The predator bacteria take up the released DNA fragments. If these fragments carry certain drug resistance genes, the specific resistance can be conferred upon the new owner. As a result, the antibiotic is no longer effective and the bacterium can reproduce largely undisturbed.

Pathogens with such abilities are a major problem in hospitals, as through contact with other resistant bacteria they may accumulate resistance to many antibiotics - the bacteria become multidrug-resistant. In the worst case, antibiotic treatments are no longer effective, thus nosocomial infections with multidrug-resistant pathogens become a deadly threat to patients. 

Toxic proteins and antitoxins

"The T6SS, as well as a set of different effectors, can also be found in other pathogens such as those which cause pneumonia or cholera," says Basler. Interestingly, not all effectors are sufficient to kill the target cell, as many bacteria have developed or acquired antitoxins - so-called immunity proteins. "We have also been able to identify the corresponding immunity proteins of the five toxic effectors in the predator cells. For the bacteria it makes absolute sense to produce not only a single toxin, but a cocktail of various toxins with different effects," says Basler. “This increases the likelihood that the rivals can be successfully eliminated and in some cases also lysed to release their DNA.”

Conquest of new environmental niches

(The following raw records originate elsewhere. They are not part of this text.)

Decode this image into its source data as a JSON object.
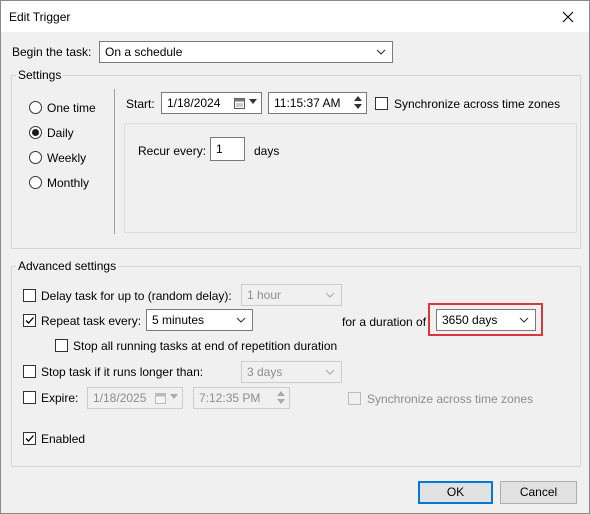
{
  "window": {
    "title": "Edit Trigger"
  },
  "begin_task": {
    "label": "Begin the task:",
    "value": "On a schedule"
  },
  "settings": {
    "group_label": "Settings",
    "schedule_options": [
      {
        "label": "One time",
        "selected": false
      },
      {
        "label": "Daily",
        "selected": true
      },
      {
        "label": "Weekly",
        "selected": false
      },
      {
        "label": "Monthly",
        "selected": false
      }
    ],
    "start_label": "Start:",
    "start_date": "1/18/2024",
    "start_time": "11:15:37 AM",
    "sync_label": "Synchronize across time zones",
    "sync_checked": false,
    "recur_label": "Recur every:",
    "recur_value": "1",
    "recur_unit": "days"
  },
  "advanced": {
    "group_label": "Advanced settings",
    "delay": {
      "label": "Delay task for up to (random delay):",
      "value": "1 hour",
      "checked": false
    },
    "repeat": {
      "label": "Repeat task every:",
      "value": "5 minutes",
      "checked": true,
      "duration_label": "for a duration of",
      "duration_value": "3650 days"
    },
    "stop_running": {
      "label": "Stop all running tasks at end of repetition duration",
      "checked": false
    },
    "stop_longer": {
      "label": "Stop task if it runs longer than:",
      "value": "3 days",
      "checked": false
    },
    "expire": {
      "label": "Expire:",
      "date": "1/18/2025",
      "time": "7:12:35 PM",
      "checked": false,
      "sync_label": "Synchronize across time zones"
    },
    "enabled": {
      "label": "Enabled",
      "checked": true
    }
  },
  "buttons": {
    "ok": "OK",
    "cancel": "Cancel"
  },
  "colors": {
    "highlight": "#d9363e",
    "accent": "#0078d7"
  }
}
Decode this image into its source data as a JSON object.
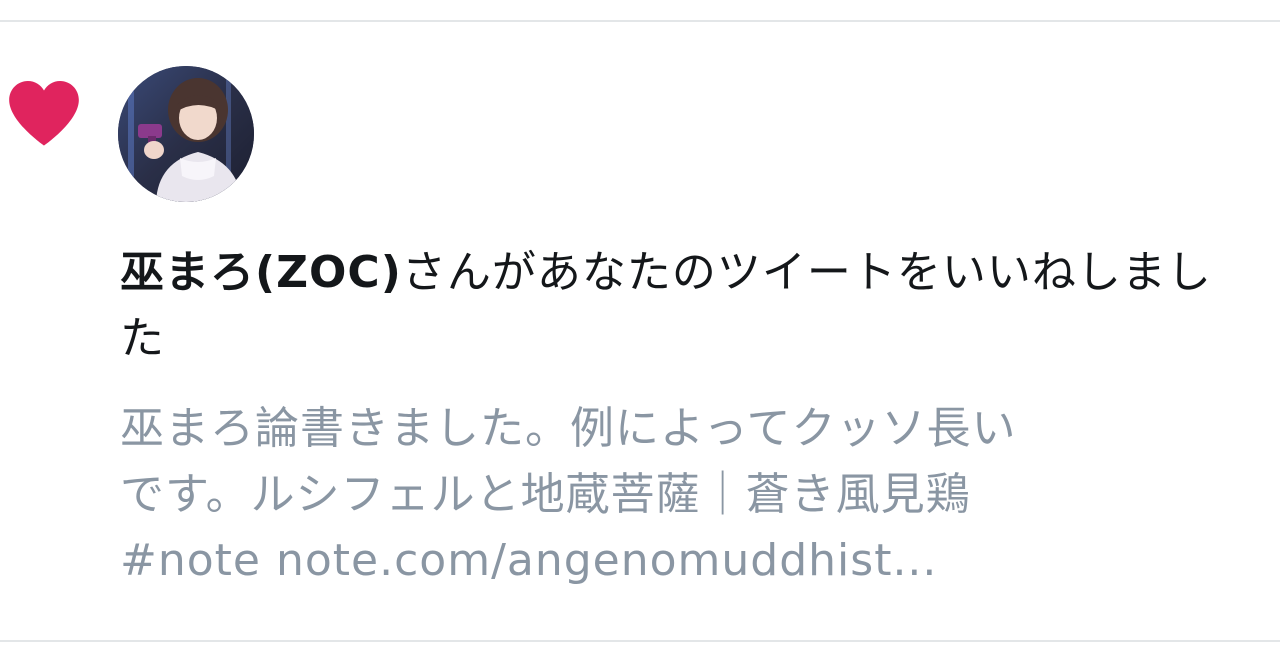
{
  "notification": {
    "actor_name": "巫まろ(ZOC)",
    "action_text": "さんがあなたのツイートをいいねしました"
  },
  "tweet_preview": {
    "line1": "巫まろ論書きました。例によってクッソ長い",
    "line2": "です。ルシフェルと地蔵菩薩｜蒼き風見鶏",
    "line3": "#note note.com/angenomuddhist..."
  },
  "colors": {
    "heart": "#e0245e",
    "primary_text": "#14171a",
    "secondary_text": "#8a96a3",
    "divider": "#e3e6e8"
  },
  "icons": {
    "like": "heart-icon",
    "avatar": "user-avatar"
  }
}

Antibiotics and anti-microbial resistance have existed for a long time. They developed through the coexistence of microorganisms and enabled bacteria to defend themselves against enemies or to eliminate competitors. This is one of the ways in which bacteria can conquer and colonize new environmental niches. With the use of antibiotics in medicine, however, the natural ability to develop resistance has become a problem. This faces researchers with the challenge of continually developing new antibiotics and slowing down the spread of drug resistance.

Facts, background information, dossiers
More about Universität Basel
  • News

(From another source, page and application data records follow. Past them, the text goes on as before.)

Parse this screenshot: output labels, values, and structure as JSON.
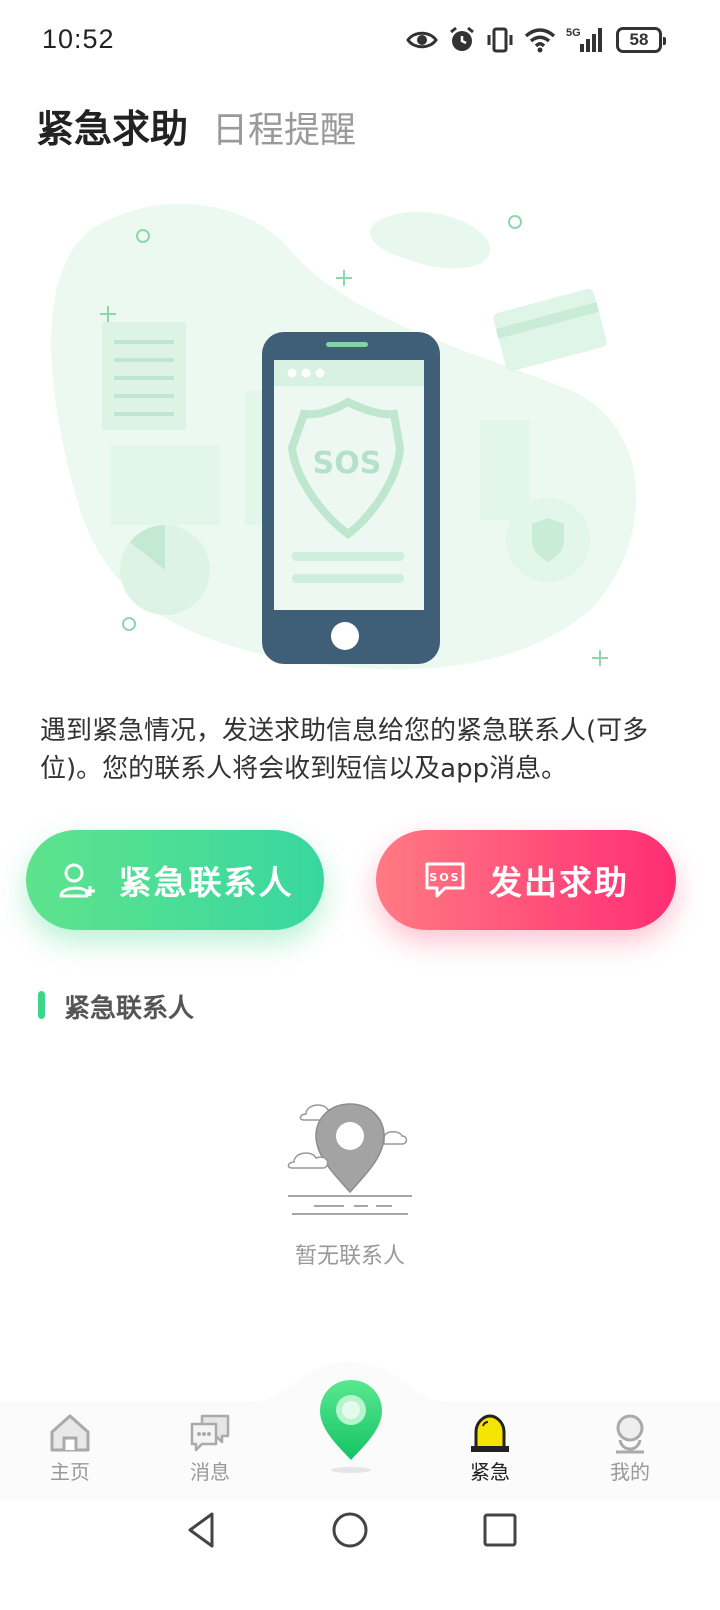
{
  "status_bar": {
    "time": "10:52",
    "battery": "58",
    "network": "5G",
    "icons": [
      "eye-icon",
      "alarm-icon",
      "vibrate-icon",
      "wifi-icon",
      "signal-icon",
      "battery-icon"
    ]
  },
  "tabs": {
    "active": "紧急求助",
    "inactive": "日程提醒"
  },
  "hero": {
    "badge_text": "SOS"
  },
  "description": "遇到紧急情况，发送求助信息给您的紧急联系人(可多位)。您的联系人将会收到短信以及app消息。",
  "buttons": {
    "contacts_label": "紧急联系人",
    "sos_label": "发出求助",
    "sos_icon_text": "SOS"
  },
  "section": {
    "title": "紧急联系人"
  },
  "empty_state": {
    "text": "暂无联系人"
  },
  "bottom_nav": {
    "items": [
      {
        "label": "主页",
        "icon": "home-icon"
      },
      {
        "label": "消息",
        "icon": "message-icon"
      },
      {
        "label": "",
        "icon": "location-pin-icon"
      },
      {
        "label": "紧急",
        "icon": "alarm-light-icon"
      },
      {
        "label": "我的",
        "icon": "profile-icon"
      }
    ],
    "active_index": 3
  },
  "colors": {
    "green_accent": "#3ed68a",
    "pink_accent": "#ff2d74",
    "active_nav_icon": "#f5e400"
  }
}
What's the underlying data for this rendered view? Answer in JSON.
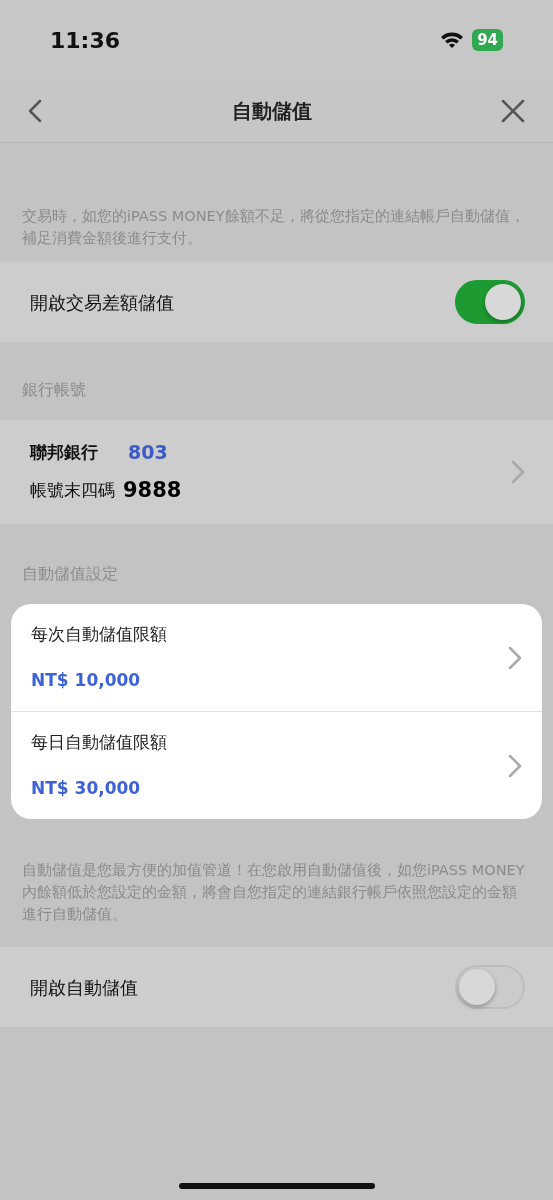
{
  "status_bar": {
    "time": "11:36",
    "battery": "94"
  },
  "nav": {
    "title": "自動儲值"
  },
  "intro": "交易時，如您的iPASS MONEY餘額不足，將從您指定的連結帳戶自動儲值，補足消費金額後進行支付。",
  "transaction_toggle": {
    "label": "開啟交易差額儲值",
    "on": true
  },
  "bank_section": {
    "header": "銀行帳號",
    "bank_name": "聯邦銀行",
    "bank_code": "803",
    "account_label": "帳號末四碼",
    "account_last4": "9888"
  },
  "limits_section": {
    "header": "自動儲值設定",
    "highlighted": true,
    "items": [
      {
        "label": "每次自動儲值限額",
        "value": "NT$ 10,000"
      },
      {
        "label": "每日自動儲值限額",
        "value": "NT$ 30,000"
      }
    ]
  },
  "auto_note": "自動儲值是您最方便的加值管道！在您啟用自動儲值後，如您iPASS MONEY內餘額低於您設定的金額，將會自您指定的連結銀行帳戶依照您設定的金額進行自動儲值。",
  "auto_toggle": {
    "label": "開啟自動儲值",
    "on": false
  }
}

    How does Parkinson's disease develop?

    Parkinson's disease was first described by a British doctor more than 200 years ago. The exact causes of this neurodegenerative disease are still unknown. In a study recently published in eLife, a team of researchers led by Prof. Henning Stahlberg from the Biozentrum of the University of Ba ... more

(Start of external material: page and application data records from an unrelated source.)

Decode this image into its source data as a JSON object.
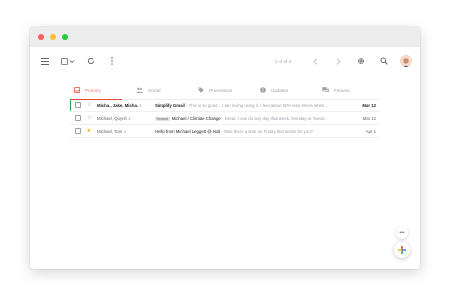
{
  "window": {
    "controls": {
      "close_color": "#ff5f57",
      "minimize_color": "#febc2e",
      "maximize_color": "#28c840"
    }
  },
  "toolbar": {
    "left_icons": [
      "menu-icon",
      "select-all-checkbox",
      "chevron-down-icon",
      "refresh-icon",
      "more-vertical-icon"
    ],
    "count_text": "1–4 of 4",
    "right_icons": [
      "chevron-left-icon",
      "chevron-right-icon",
      "gear-icon",
      "search-icon",
      "avatar"
    ]
  },
  "tabs": [
    {
      "label": "Primary",
      "icon": "inbox-icon",
      "active": true
    },
    {
      "label": "Social",
      "icon": "people-icon",
      "active": false
    },
    {
      "label": "Promotions",
      "icon": "tag-icon",
      "active": false
    },
    {
      "label": "Updates",
      "icon": "info-icon",
      "active": false
    },
    {
      "label": "Forums",
      "icon": "forum-icon",
      "active": false
    }
  ],
  "emails": [
    {
      "sender": "Micha., Jake, Micha.",
      "count": "4",
      "label": "",
      "subject": "Simplify Gmail",
      "snippet": " - This is so good... I am loving using it. I feel about 50% less stress when...",
      "date": "Mar 12",
      "unread": true,
      "starred": false
    },
    {
      "sender": "Michael, Quynh",
      "count": "4",
      "label": "School",
      "subject": "Michael / Climate Change",
      "snippet": " - Great. I can do any day that week. Monday or Tuesd..",
      "date": "Mar 12",
      "unread": false,
      "starred": false
    },
    {
      "sender": "Michael, Tom",
      "count": "4",
      "label": "",
      "subject": "Hello from Michael Leggett @ Noil",
      "snippet": " - Was there a time on Friday that works for you?",
      "date": "Apr 1",
      "unread": false,
      "starred": true
    }
  ],
  "fab": {
    "more_label": "•••",
    "compose_icon": "plus-icon"
  }
}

    How to track and trace a protein: Nanosensors monitor intracellular deliveries

    Researchers at the University of Basel’s Biozentrum have developed a method for tracing the movement of proteins within the cell. They tagged proteins with tiny nanosensors, so-called nanobodies, which enable the scientists to live track and trace the proteins' pathway through the cell. The ... more

    Enigma of fatty acid metabolism solved

    Fats are essential for our body. The core components of all fats are fatty acids. Their production is initiated by the enzyme ACC. Researchers at the University of Basel’s Biozentrum have now demonstrated how ACC assembles into distinct filaments. As the researchers report in “Nature,” the ... more

  • Videos

    Virtual Reality in Medicine: New Opportunities for Diagnostics and Surgical Planning

    Before an operation, surgeons have to obtain the most precise image possible of the anatomical structures of the part of the body undergoing surgery. University of Basel researchers have now developed a technology that uses computed tomography data to generate a three-dimensional image in r ... more

    Nuclear Pores Captured on Film

    Zooming into a nuclear pore complex using a high-speed atomic force microscope reveals the selectivity barrier that filters the traffic of molecules passing between the cytoplasm and nucleus in eukaryotic cells. This is comprised of intrinsically disordered proteins known as FG Nucleoporins ... more

  • Universities

    Universität Basel

    Tradition - The city of Basel is home to the oldest university in Switzerland. Founded upon the initiative of local citizens in 1460, the University of Basel is a modern and attractive centre of teaching, learning, and research situated in the heart of the historic old town. Self - managed ... more

Your browser is not current. Microsoft Internet Explorer 6.0 does not support some functions on Chemie.DE